Christmas Eve should be a good travel day statewide, but stormy weather along the eastern seaboard may impact air travel. Christmas morning will probably dawn mild and maybe a bit breezy along the Front Range. A cold front late in the day may bring a bit of snow (or rain changing to snow) late on Christmas Day or on Friday morning. At this point it appears there is a better than 50-50 chance for light accumulating snow along the Front Range sometime between late Christmas Day and early afternoon on Dec 26th. In western Colorado moderate amounts (the 6-inch range) are likely mainly Christmas afternoon and night.
There is hint that some snow along with the coldest air mass this month may arrive late Sunday or Monday next week, but I’ll update that in the coming days.
10:00 AM MST, Sunday, December 21, 2014
Winter arrives at 4:03 PM MST, and it will feel and look like the winter season in the mountains and valleys of western Colorado and Wyoming.

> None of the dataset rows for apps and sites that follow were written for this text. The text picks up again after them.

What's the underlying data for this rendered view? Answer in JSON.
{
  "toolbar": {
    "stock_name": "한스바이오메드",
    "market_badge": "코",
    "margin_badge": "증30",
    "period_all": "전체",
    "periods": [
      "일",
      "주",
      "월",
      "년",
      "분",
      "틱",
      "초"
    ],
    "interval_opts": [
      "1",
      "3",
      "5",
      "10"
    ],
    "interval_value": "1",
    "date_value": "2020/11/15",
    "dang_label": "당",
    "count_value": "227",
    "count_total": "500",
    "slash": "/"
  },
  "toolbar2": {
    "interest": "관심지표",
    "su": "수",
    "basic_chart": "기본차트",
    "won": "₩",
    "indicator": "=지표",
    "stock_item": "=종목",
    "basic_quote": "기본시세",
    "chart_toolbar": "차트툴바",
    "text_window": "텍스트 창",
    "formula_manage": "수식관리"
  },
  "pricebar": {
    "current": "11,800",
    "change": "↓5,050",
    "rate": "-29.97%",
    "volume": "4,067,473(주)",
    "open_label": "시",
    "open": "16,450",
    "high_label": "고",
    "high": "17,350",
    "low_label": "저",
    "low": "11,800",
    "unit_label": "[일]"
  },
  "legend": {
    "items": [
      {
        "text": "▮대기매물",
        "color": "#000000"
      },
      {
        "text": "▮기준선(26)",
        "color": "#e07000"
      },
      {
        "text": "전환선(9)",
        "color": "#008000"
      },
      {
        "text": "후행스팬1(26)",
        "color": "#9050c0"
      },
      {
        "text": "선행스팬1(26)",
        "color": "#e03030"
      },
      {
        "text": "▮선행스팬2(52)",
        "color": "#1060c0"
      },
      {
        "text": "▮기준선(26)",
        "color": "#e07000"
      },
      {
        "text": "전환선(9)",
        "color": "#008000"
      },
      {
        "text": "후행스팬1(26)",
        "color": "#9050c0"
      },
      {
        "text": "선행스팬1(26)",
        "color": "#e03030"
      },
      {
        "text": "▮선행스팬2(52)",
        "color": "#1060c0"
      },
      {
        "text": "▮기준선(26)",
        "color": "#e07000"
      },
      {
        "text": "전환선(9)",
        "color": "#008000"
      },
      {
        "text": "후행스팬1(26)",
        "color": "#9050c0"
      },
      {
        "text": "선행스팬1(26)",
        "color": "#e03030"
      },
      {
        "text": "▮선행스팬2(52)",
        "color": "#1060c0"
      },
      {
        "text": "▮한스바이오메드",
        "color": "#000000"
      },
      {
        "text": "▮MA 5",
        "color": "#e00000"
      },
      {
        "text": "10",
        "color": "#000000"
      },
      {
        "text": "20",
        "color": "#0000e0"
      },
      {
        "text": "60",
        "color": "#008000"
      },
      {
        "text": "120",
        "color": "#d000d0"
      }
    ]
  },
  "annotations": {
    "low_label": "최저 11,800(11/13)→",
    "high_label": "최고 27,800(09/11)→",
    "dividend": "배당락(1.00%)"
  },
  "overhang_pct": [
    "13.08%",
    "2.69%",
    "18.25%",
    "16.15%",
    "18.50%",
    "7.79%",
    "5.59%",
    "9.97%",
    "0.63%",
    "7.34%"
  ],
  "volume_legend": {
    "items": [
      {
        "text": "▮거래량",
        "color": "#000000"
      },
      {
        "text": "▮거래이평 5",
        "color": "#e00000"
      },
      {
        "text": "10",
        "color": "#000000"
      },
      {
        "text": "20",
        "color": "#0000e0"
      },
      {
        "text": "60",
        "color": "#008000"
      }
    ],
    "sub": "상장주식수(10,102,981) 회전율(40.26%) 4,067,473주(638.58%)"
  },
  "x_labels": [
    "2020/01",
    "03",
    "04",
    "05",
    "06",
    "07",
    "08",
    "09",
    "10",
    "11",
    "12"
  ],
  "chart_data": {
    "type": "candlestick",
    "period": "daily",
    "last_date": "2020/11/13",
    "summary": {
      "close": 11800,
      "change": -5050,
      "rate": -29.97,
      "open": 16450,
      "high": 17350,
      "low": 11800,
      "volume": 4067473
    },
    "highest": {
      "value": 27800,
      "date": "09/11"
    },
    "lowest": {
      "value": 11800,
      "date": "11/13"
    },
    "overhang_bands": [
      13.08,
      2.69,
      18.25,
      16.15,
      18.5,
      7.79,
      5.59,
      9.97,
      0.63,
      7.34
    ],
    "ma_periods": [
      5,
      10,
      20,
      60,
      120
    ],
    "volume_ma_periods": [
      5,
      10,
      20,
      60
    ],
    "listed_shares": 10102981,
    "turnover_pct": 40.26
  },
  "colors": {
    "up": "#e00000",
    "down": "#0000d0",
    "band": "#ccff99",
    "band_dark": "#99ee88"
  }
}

Heavy snow and blowing snow (1-2 feet) are likely to impact travel throughout the region, but especially from I-70 north into south-central Wyoming. Even along the Front Range, snow and blowing snow will be common near the continental divide (mainly west of Peak-to-Peak Hwy). Winds gusts in the 50-70 mph range will create cold wind chills around Brainard Lake and Rocky Mountain Park.
The lower foothills and plains of eastern Colorado and southeastern Wyoming will have a mild day but with west/northwest wind gusts of 30-50 mph in some areas this afternoon. For this evening and Monday winds will become more north-northwest and there is a chance for some snow. The snow is likely to organize in northwest-southeast bands. Many areas from the lower foothills eastward will probably get little or nothing, while a few areas should see 1-2 inches.
If you’re dreaming of a white Christmas it might end up being just s dream along the Front Range and eastern plains. In fact it looks like we may be in mild chinook winds late Christmas Eve into Christmas morning. A cold front later on Christmas Day will bring only a small chance for snow. Light snow is likely near and west of the continental divide.